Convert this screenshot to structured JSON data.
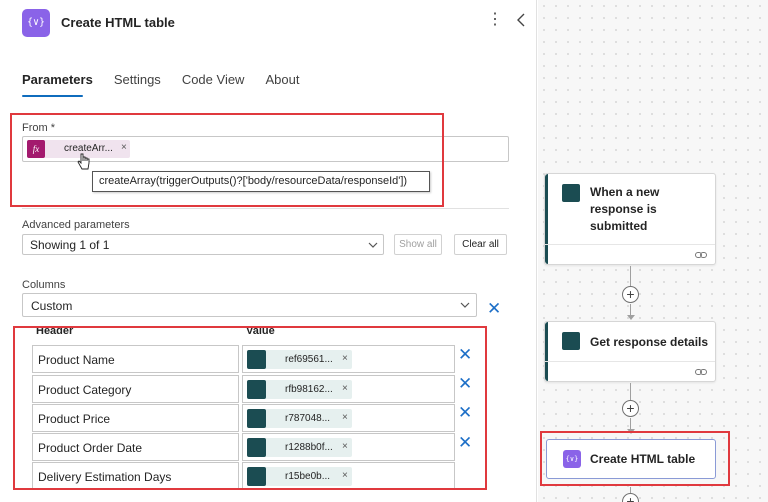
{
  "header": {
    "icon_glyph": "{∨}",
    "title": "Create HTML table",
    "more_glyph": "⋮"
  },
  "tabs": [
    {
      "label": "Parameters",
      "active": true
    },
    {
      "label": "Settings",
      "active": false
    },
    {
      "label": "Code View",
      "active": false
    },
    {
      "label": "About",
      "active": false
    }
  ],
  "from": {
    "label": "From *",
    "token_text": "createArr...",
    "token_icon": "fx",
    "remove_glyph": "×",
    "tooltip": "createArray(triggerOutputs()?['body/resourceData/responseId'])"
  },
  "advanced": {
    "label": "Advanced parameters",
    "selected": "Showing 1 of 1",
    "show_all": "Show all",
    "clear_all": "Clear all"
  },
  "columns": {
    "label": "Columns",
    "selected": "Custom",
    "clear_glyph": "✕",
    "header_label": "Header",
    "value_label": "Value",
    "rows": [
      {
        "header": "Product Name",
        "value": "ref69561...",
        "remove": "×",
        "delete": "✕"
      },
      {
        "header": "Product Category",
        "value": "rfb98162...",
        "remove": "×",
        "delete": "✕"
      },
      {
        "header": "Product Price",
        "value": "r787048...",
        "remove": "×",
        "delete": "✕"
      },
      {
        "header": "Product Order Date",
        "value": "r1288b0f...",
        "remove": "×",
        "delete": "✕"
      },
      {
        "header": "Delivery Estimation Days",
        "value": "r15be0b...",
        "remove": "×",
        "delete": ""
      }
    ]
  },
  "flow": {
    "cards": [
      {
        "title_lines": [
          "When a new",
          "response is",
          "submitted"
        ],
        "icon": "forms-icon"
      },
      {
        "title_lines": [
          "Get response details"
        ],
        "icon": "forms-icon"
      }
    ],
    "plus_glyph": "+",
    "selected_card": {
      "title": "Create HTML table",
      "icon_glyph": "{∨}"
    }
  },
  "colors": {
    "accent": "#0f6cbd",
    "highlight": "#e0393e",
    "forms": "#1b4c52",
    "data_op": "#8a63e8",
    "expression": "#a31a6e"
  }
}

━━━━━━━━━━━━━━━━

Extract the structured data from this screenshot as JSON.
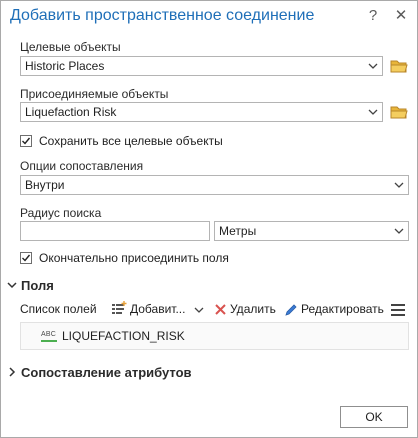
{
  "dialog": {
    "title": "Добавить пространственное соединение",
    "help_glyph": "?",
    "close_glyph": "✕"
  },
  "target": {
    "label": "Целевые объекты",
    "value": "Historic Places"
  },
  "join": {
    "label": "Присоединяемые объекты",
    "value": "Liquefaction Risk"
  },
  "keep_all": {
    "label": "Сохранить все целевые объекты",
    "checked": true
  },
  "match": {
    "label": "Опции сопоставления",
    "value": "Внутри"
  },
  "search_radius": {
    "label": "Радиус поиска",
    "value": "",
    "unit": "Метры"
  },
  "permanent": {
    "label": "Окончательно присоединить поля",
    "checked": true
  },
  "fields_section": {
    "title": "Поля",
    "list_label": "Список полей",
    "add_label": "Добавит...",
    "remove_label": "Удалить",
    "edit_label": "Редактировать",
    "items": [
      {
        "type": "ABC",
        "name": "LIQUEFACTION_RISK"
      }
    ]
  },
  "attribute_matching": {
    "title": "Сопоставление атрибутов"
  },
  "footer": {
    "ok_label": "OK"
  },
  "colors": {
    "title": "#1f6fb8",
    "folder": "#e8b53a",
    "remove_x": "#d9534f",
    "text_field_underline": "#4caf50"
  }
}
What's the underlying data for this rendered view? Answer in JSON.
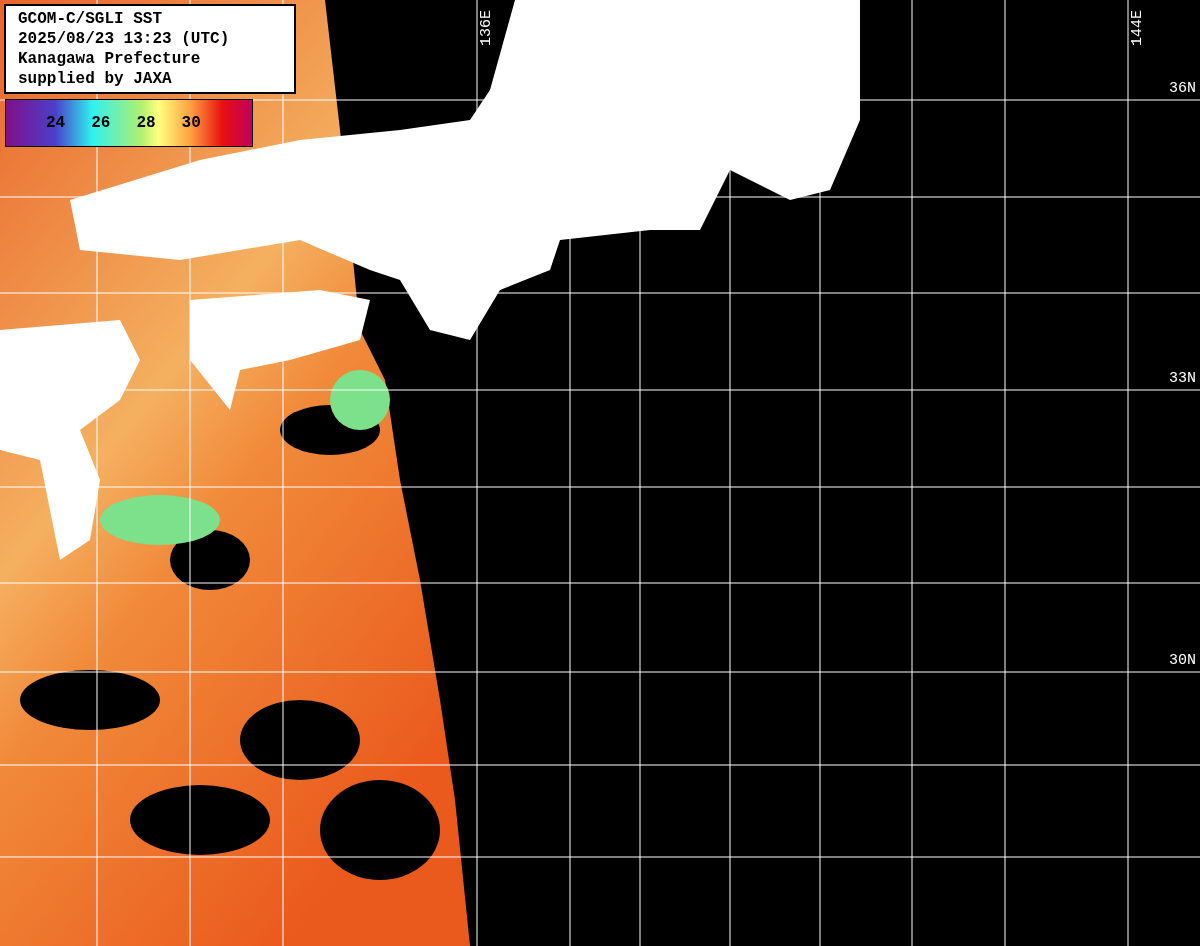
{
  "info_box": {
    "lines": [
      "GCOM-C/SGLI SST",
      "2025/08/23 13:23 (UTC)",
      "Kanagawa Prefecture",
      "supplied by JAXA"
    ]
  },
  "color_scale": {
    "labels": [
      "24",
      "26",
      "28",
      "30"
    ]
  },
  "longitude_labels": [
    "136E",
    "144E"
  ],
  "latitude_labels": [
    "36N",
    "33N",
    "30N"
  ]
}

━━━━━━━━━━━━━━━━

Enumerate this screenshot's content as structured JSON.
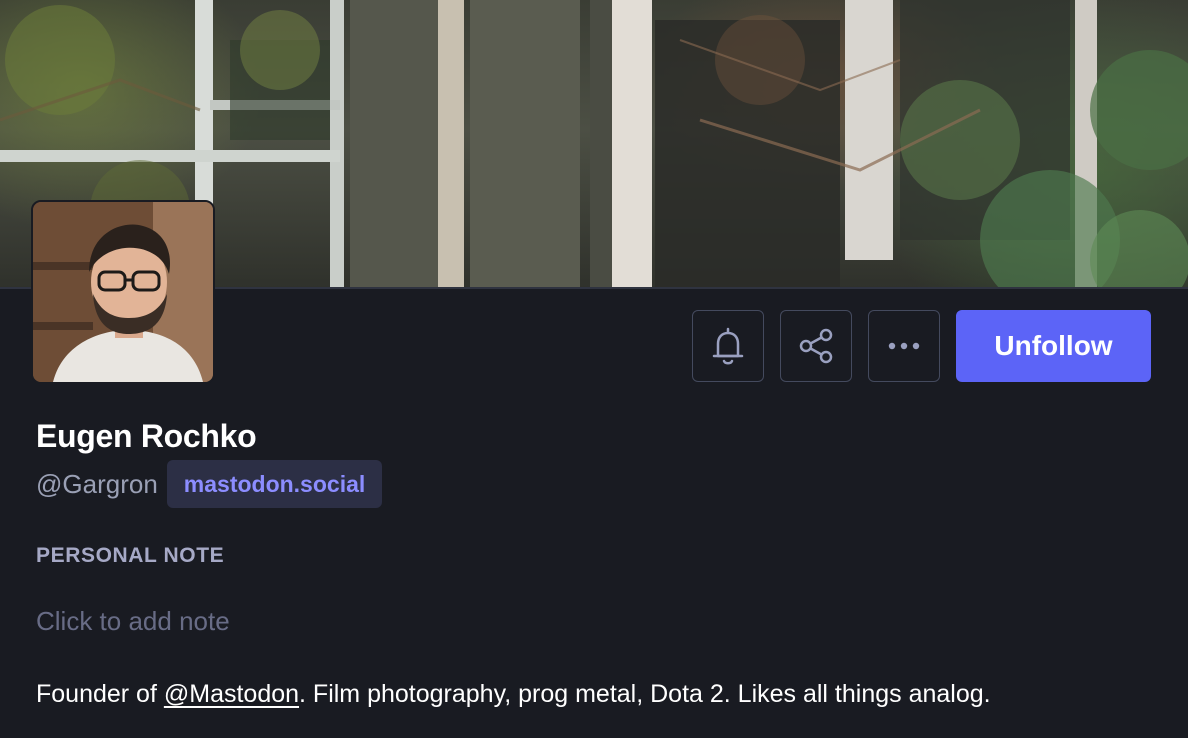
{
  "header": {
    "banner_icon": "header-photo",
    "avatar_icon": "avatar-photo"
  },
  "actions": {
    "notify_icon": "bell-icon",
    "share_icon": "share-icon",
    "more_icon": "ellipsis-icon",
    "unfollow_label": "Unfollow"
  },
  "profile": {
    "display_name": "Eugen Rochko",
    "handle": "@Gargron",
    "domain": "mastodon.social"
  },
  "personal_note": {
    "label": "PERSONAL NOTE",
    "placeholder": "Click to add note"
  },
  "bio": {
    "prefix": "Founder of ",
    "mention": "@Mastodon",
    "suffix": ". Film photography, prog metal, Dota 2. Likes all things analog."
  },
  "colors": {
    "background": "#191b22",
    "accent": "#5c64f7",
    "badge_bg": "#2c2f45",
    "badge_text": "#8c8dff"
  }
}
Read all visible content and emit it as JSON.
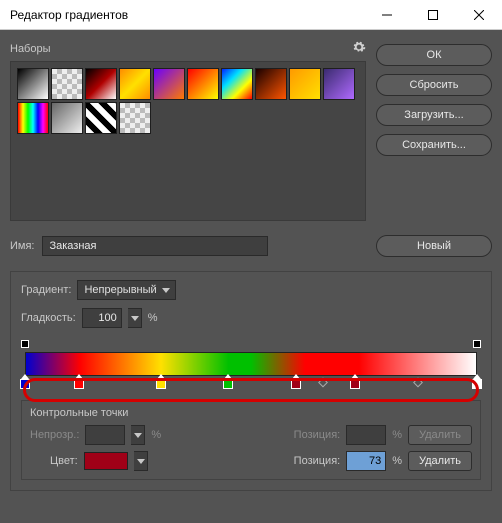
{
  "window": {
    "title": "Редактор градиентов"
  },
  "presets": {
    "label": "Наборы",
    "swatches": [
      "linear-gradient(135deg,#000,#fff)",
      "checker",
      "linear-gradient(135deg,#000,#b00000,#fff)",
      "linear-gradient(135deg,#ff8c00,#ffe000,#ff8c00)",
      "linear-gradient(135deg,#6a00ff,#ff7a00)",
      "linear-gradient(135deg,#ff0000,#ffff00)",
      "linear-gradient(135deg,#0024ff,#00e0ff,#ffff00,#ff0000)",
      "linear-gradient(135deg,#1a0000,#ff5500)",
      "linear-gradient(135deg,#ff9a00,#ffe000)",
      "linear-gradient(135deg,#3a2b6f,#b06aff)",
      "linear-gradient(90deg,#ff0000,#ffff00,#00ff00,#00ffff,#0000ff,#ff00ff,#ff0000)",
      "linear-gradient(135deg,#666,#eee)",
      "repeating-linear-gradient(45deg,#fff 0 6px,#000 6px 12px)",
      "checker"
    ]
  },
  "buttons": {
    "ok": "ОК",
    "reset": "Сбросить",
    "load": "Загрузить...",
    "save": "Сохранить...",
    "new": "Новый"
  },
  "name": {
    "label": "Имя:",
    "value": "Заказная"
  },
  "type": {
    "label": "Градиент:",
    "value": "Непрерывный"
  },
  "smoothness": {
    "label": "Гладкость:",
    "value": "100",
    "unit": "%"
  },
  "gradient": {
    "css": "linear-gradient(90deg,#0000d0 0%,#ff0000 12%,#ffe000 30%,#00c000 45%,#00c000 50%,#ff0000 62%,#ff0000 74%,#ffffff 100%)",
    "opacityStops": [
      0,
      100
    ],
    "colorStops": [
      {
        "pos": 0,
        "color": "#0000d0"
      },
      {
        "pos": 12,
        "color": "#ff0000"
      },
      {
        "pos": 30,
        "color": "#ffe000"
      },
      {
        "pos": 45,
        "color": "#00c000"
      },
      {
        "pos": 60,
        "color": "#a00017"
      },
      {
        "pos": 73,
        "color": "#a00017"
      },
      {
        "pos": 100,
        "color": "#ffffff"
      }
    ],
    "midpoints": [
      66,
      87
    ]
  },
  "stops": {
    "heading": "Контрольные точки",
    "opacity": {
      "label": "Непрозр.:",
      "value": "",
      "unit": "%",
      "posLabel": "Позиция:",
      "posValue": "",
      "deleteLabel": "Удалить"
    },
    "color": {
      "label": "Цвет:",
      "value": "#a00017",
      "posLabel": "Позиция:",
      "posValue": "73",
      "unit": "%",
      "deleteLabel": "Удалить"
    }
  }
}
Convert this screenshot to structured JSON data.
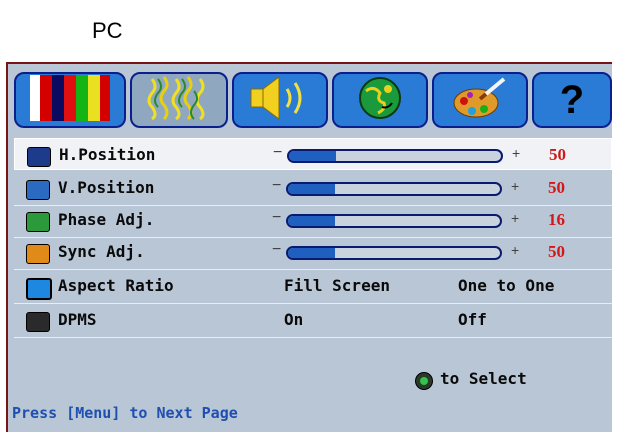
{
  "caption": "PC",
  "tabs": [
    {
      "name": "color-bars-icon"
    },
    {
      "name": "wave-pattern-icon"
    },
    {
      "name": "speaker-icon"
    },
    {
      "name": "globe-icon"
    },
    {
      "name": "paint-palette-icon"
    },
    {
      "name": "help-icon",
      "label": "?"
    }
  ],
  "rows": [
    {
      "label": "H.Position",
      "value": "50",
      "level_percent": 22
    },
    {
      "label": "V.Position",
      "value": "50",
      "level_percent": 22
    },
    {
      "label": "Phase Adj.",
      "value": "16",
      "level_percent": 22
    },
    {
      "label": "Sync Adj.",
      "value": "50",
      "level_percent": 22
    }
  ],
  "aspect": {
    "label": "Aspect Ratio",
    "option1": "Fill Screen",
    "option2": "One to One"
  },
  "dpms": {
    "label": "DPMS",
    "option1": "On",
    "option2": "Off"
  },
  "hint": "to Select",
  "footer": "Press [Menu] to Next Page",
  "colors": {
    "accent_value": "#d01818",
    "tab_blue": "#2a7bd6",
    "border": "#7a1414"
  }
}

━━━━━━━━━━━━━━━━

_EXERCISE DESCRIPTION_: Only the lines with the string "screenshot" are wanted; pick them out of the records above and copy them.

_SOLVED PROBLEM_:
Convert this screenshot to structured JSON data.
Extract the structured data from this screenshot as JSON.
Enumerate this screenshot's content as structured JSON.
Convert this screenshot to structured JSON data.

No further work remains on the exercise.